Content starts

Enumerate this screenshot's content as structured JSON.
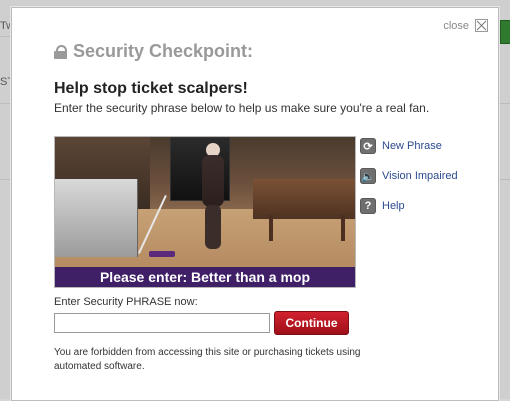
{
  "background": {
    "left_edge_text_1": "Tw",
    "left_edge_text_2": "ST"
  },
  "modal": {
    "close_label": "close",
    "title": "Security Checkpoint:",
    "headline": "Help stop ticket scalpers!",
    "subtext": "Enter the security phrase below to help us make sure you're a real fan.",
    "captcha_banner_text": "Please enter: Better than a mop",
    "actions": [
      {
        "label": "New Phrase",
        "icon": "refresh-icon"
      },
      {
        "label": "Vision Impaired",
        "icon": "speaker-icon"
      },
      {
        "label": "Help",
        "icon": "help-icon"
      }
    ],
    "field_label": "Enter Security PHRASE now:",
    "input_value": "",
    "continue_label": "Continue",
    "disclaimer": "You are forbidden from accessing this site or purchasing tickets using automated software."
  },
  "colors": {
    "banner_bg": "#3f1f66",
    "continue_red": "#c21b27",
    "link_blue": "#2b4b8f"
  }
}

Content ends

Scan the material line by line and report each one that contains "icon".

        "icon": "refresh-icon"
        "icon": "speaker-icon"
        "icon": "help-icon"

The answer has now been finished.